The teacher cannot provide the motivation. They have little more to offer than the joy of learning and the satisfaction of a question answered. Students cannot be motivated by punishments. They cannot be motivated by traditional rewards. They have to find their own motivation, whether it is in the promise of independence or self-improvement or a sense of a higher purpose. That's all pretty intangible stuff. It doesn't come off an assembly line and it is different for each and every student. Helping students to find that motivation is an art; in combination with the craft and science of delivering instruction, it is professional work.
Once you accept the fact that professional teaching is the irreducible and irreplacable element of education, you can build your school around that activity. What would that school look like? It would not be a room with 96 headphoned students working in carrels on tablet computers.
I would offer The NOVA Project as a model for education centered around the student-teacher relationship and ready to provide individualized instruction that sparks the motivation in every student. NOVA has 20 teachers for 330 students. That's a 1:17 ratio. Sounds extravagant, doesn't it? Is it expensive? Yes and no. It has a very flat structure. Other than the teachers, the only other staff at NOVA is the Principal, an administrative assistant, a fiscal specialist, a Family Service Worker (.5 paid by PTSA), and a .5 librarian. No counselors - the teachers do that work. No Assistant Principals, no Registrars, no Intervention Specialists. Next year the school is losing the FSW and the librarian. When it was at the Mann building, NOVA was the least expensive high school in the District for non-academic expenses. By far.
Look at the staff list for Rainier Beach High School. There are five administrators and five administrative support people. Then there are 80 more names. 80. The headcount enrollment at RBHS is 425. The enrollment at NOVA is 332.
Maybe the traditional organizational structure isn't what is best for students. It isn't built around a student-teacher relationship or the goal of helping each student find their motivation. More to the point, maybe the traditional organizational structure isn't the most cost effective.
I know what people might say. The NOVA population is different from the RBHS population. The NOVA students are predominantly White (73%) and only 19% FRE while Rainier Beach is 9% White and 65% FRE. Okay, but ask yourself these two questions:

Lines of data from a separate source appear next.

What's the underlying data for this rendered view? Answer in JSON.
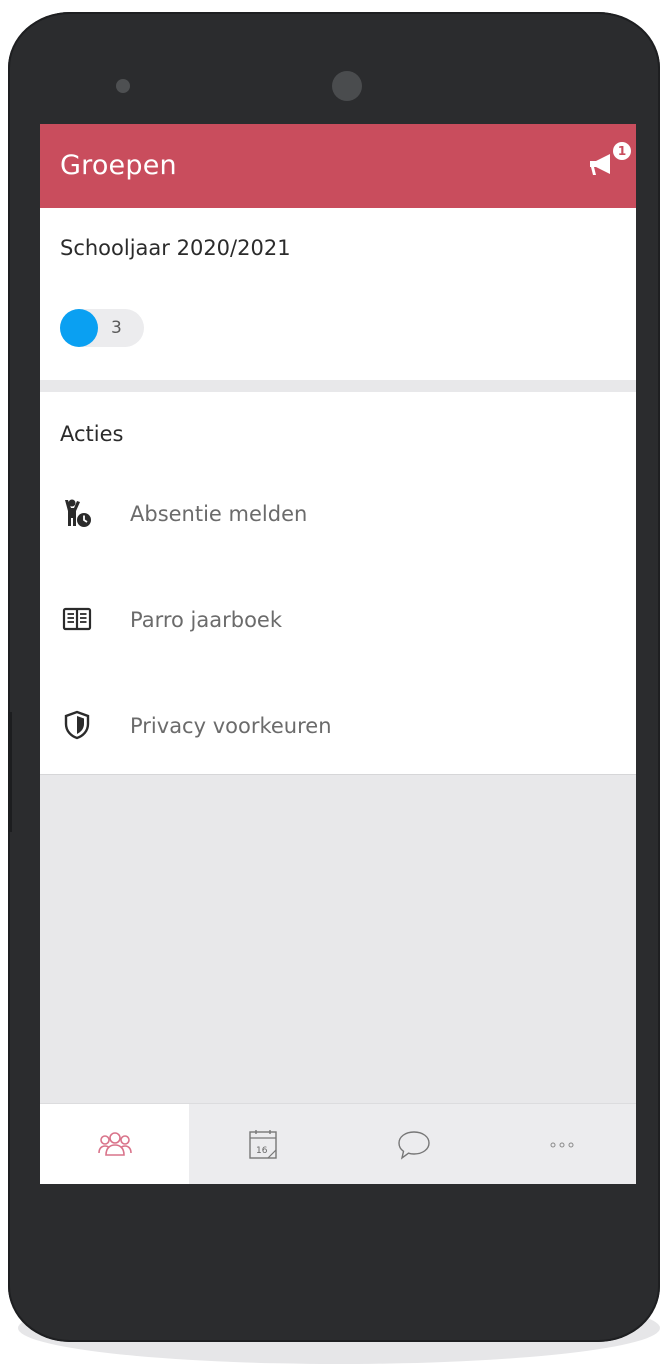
{
  "appbar": {
    "title": "Groepen",
    "announcement_badge": "1"
  },
  "school_year": {
    "title": "Schooljaar 2020/2021",
    "group_count": "3"
  },
  "actions": {
    "title": "Acties",
    "items": [
      {
        "label": "Absentie melden",
        "icon": "child-absence-icon"
      },
      {
        "label": "Parro jaarboek",
        "icon": "book-icon"
      },
      {
        "label": "Privacy voorkeuren",
        "icon": "shield-icon"
      }
    ]
  },
  "tabs": [
    {
      "icon": "groups-icon",
      "active": true
    },
    {
      "icon": "calendar-icon",
      "active": false,
      "calendar_day": "16"
    },
    {
      "icon": "chat-icon",
      "active": false
    },
    {
      "icon": "more-icon",
      "active": false
    }
  ],
  "colors": {
    "appbar": "#c94d5d",
    "group_dot": "#0aa0f2",
    "active_tab_icon": "#d9738a"
  }
}
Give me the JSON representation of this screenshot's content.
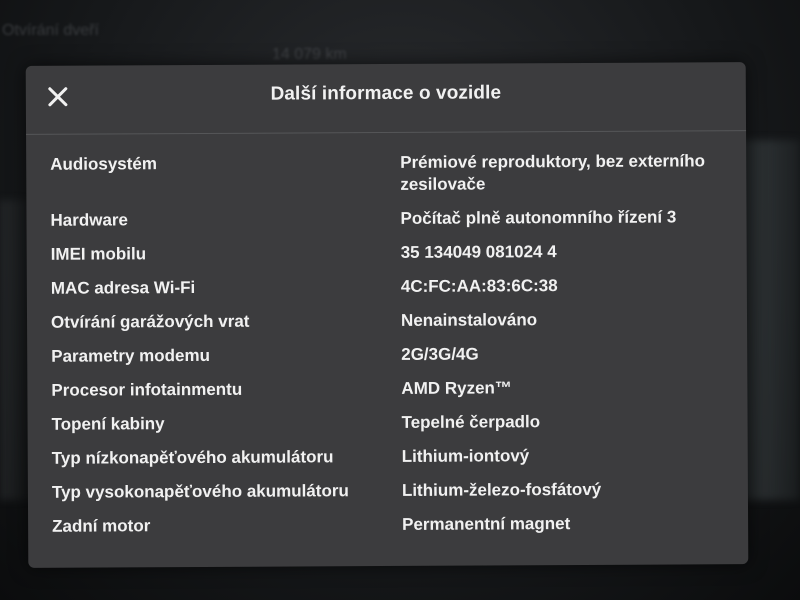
{
  "background": {
    "text_top": "Otvírání dveří",
    "text_odometer": "14 079 km"
  },
  "dialog": {
    "title": "Další informace o vozidle",
    "close_icon": "close-icon",
    "rows": [
      {
        "label": "Audiosystém",
        "value": "Prémiové reproduktory, bez externího zesilovače"
      },
      {
        "label": "Hardware",
        "value": "Počítač plně autonomního řízení 3"
      },
      {
        "label": "IMEI mobilu",
        "value": "35 134049 081024 4"
      },
      {
        "label": "MAC adresa Wi-Fi",
        "value": "4C:FC:AA:83:6C:38"
      },
      {
        "label": "Otvírání garážových vrat",
        "value": "Nenainstalováno"
      },
      {
        "label": "Parametry modemu",
        "value": "2G/3G/4G"
      },
      {
        "label": "Procesor infotainmentu",
        "value": "AMD Ryzen™"
      },
      {
        "label": "Topení kabiny",
        "value": "Tepelné čerpadlo"
      },
      {
        "label": "Typ nízkonapěťového akumulátoru",
        "value": "Lithium-iontový"
      },
      {
        "label": "Typ vysokonapěťového akumulátoru",
        "value": "Lithium-železo-fosfátový"
      },
      {
        "label": "Zadní motor",
        "value": "Permanentní magnet"
      }
    ]
  },
  "colors": {
    "dialog_bg": "#3c3c3e",
    "text": "#f1f1f1",
    "divider": "#555658"
  }
}
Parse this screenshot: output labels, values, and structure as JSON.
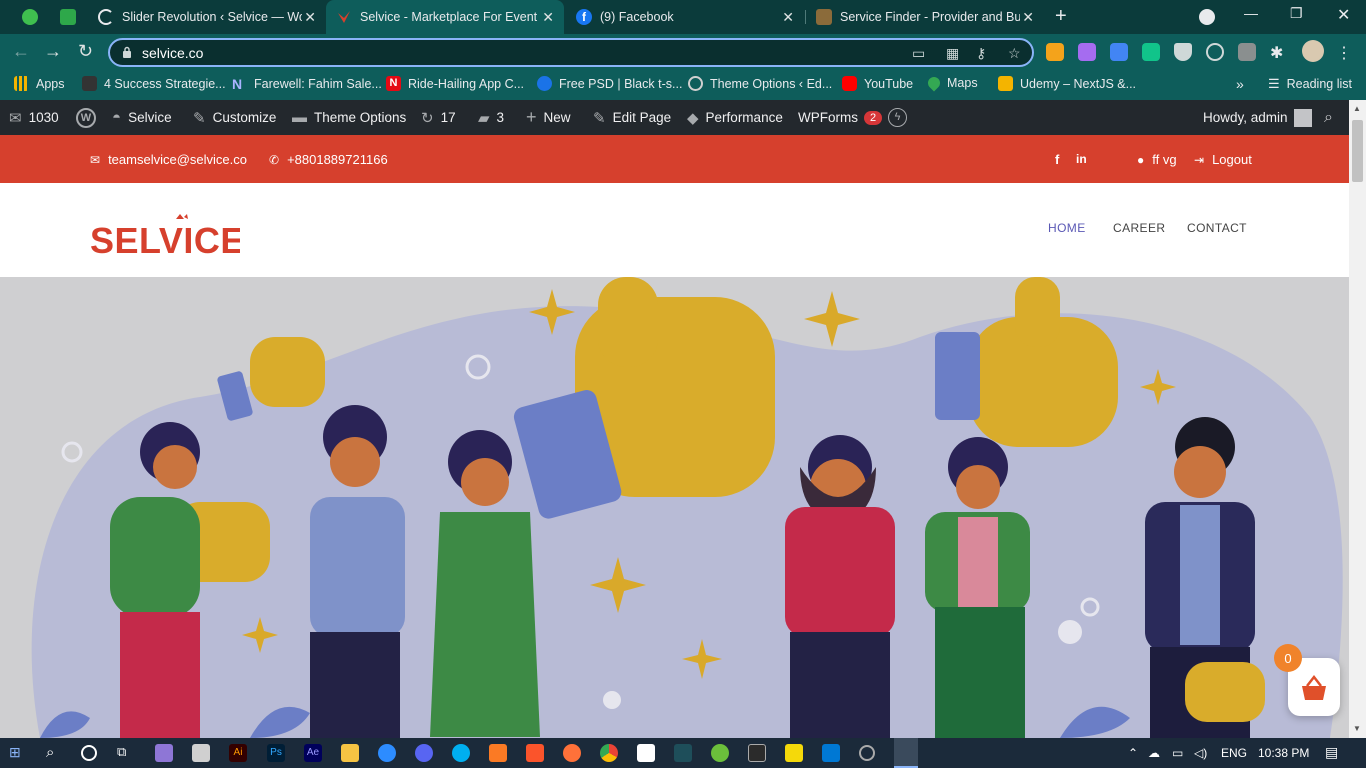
{
  "browser": {
    "tabs": [
      {
        "title": "",
        "icon": "evernote-icon",
        "color": "#3fbf4f"
      },
      {
        "title": "",
        "icon": "sheets-icon",
        "color": "#2ea84a"
      },
      {
        "title": "Slider Revolution ‹ Selvice — Wo",
        "icon": "loading-icon",
        "color": "#e8eaed"
      },
      {
        "title": "Selvice - Marketplace For Event R",
        "icon": "selvice-icon",
        "color": "#d6402d"
      },
      {
        "title": "(9) Facebook",
        "icon": "facebook-icon",
        "color": "#1877f2"
      },
      {
        "title": "Service Finder - Provider and Bus",
        "icon": "servicefinder-icon",
        "color": "#8b6b3a"
      }
    ],
    "url": "selvice.co",
    "bookmarks": [
      {
        "label": "Apps",
        "icon": "apps-grid-icon",
        "color": "#f4b400"
      },
      {
        "label": "4 Success Strategie...",
        "icon": "sf-icon",
        "color": "#333"
      },
      {
        "label": "Farewell: Fahim Sale...",
        "icon": "n-icon",
        "color": "#2d3a8c"
      },
      {
        "label": "Ride-Hailing App C...",
        "icon": "netflix-n-icon",
        "color": "#e50914"
      },
      {
        "label": "Free PSD | Black t-s...",
        "icon": "freepik-icon",
        "color": "#1a73e8"
      },
      {
        "label": "Theme Options ‹ Ed...",
        "icon": "wordpress-icon",
        "color": "#d0d0d0"
      },
      {
        "label": "YouTube",
        "icon": "youtube-icon",
        "color": "#ff0000"
      },
      {
        "label": "Maps",
        "icon": "maps-icon",
        "color": "#34a853"
      },
      {
        "label": "Udemy – NextJS &...",
        "icon": "udemy-icon",
        "color": "#f4b400"
      }
    ],
    "more_bookmarks": "»",
    "reading_list": "Reading list"
  },
  "adminbar": {
    "mail_count": "1030",
    "site_name": "Selvice",
    "customize": "Customize",
    "theme_options": "Theme Options",
    "updates": "17",
    "comments": "3",
    "new": "New",
    "edit_page": "Edit Page",
    "performance": "Performance",
    "wpforms": "WPForms",
    "wpforms_badge": "2",
    "howdy": "Howdy, admin"
  },
  "site": {
    "email": "teamselvice@selvice.co",
    "phone": "+8801889721166",
    "user": "ff vg",
    "logout": "Logout",
    "logo_text": "SELVICE",
    "nav": [
      "HOME",
      "CAREER",
      "CONTACT"
    ],
    "cart_count": "0",
    "brand_color": "#d6402d",
    "nav_active_color": "#5a58b5"
  },
  "taskbar": {
    "language": "ENG",
    "time": "10:38 PM"
  }
}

1) Which model is most likely to motivate students or, more accurately, help students find their motivation?
2) Which students are in the greatest need of motivation?
People say that NOVA students are self-directed and self-motivated, but they don't necessarily come to the school that way. A lot of them come to NOVA after having done very badly at traditional schools. The structure of NOVA helps them to find their motivation. After that, it might be enough to just get out of their way, but NOVA supports them as far as they are willing to go. Yes, I'm a fan, but I'm a fan because it works.
So what would it be like if our middle and high schools were arranged in close communities no bigger than about 400 students (or arranged in houses no bigger than that), had super flat structures in which students had a teacher mentor with whom they met regularly, in which the instruction was project-based and the students followed their passion to design their own projects (rather than an outside vendor at a cost of $400,000 per year), and in which the grading was based directly on demonstrated proficiency with the content.